The FCC’s regulations require satellite operators to submit a deorbit plan prior to launch and take steps to deorbit the satellite within five years of the end of its operational life, so it’s clear that regulations like that are the right path to help mitigate the risk of collisions and ensure the space environment is kept as clean as possible.
It’s also clear that the FCC regulation came at the right time. The previous one came into effect when the available technology and cost implications made debris recollection and satellite downgrading a near impossible task. Thanks to the latest innovations in reusable rockets and the boom of nanosatellites, which are easier to build, cheaper to launch and more affordable to bring back home, a five-year span of non-function while orbiting is more than reasonable, especially since companies and state powers plan to launch tens of thousands of nanosatellites in different constellations. These technological advancements bring the collateral of potentially severe congestion of the space, if unmanaged.

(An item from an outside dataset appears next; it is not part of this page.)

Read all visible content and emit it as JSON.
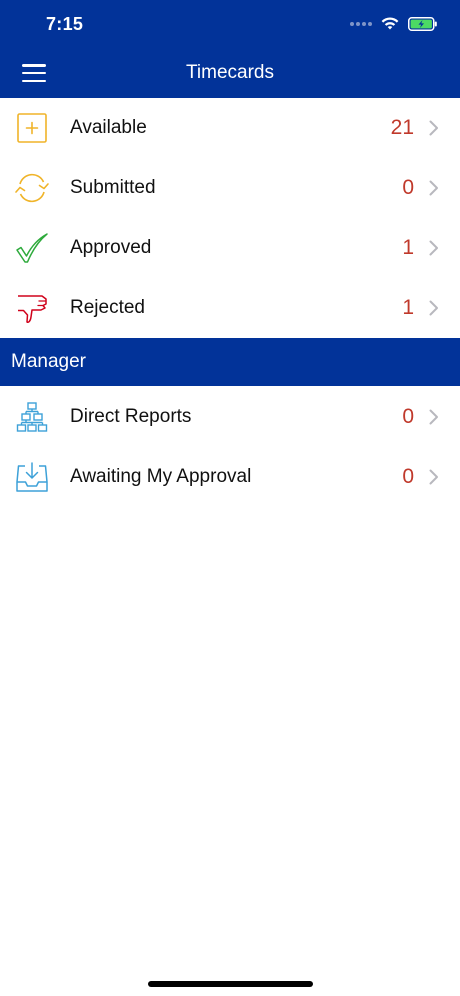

Furthermore, any industry is traditionally reluctant toward new regulations, so strong space debris enforcement is going to be good for the business. LEO satellite constellations need constant upgrades, and giving the users the latest technology in communications or surveillance will give a competitive advantage to those companies who are performing at the top of their markets.
Stricter regulation on space debris was expected due to the accessibility of space, the latest events with collisions between LEO satellites and the need to keep our space clean for the safety and security of everybody. Naturally, the FCC had to take the first step. The global space industry is looking forward now, waiting for other countries to take a similar step for their companies, which is likely to happen. And, since nanosatellite networks will be in constant need of system upgrades to fulfill the needs of the market, the forecast is that competitiveness will soar and new actors — some of them brand new and others coming from industries like software, telecoms or hardware, are going to enrich our ecosystem.
Jaume Sanpera is the founder and CEO of Sateliot. He founded Sateliot in 2018 and currently leads its innovation and business strategy. Since 90 percent of the world is not connected, Jaume uses his telecom-savvy mindset to fulfill Sateliot’s mission of enabling global mobile coverage. Sateliot uses its constellation of nanosatellites to assist mobile operators in covering remote areas and also to connect 5G IoT devices with its patented technology.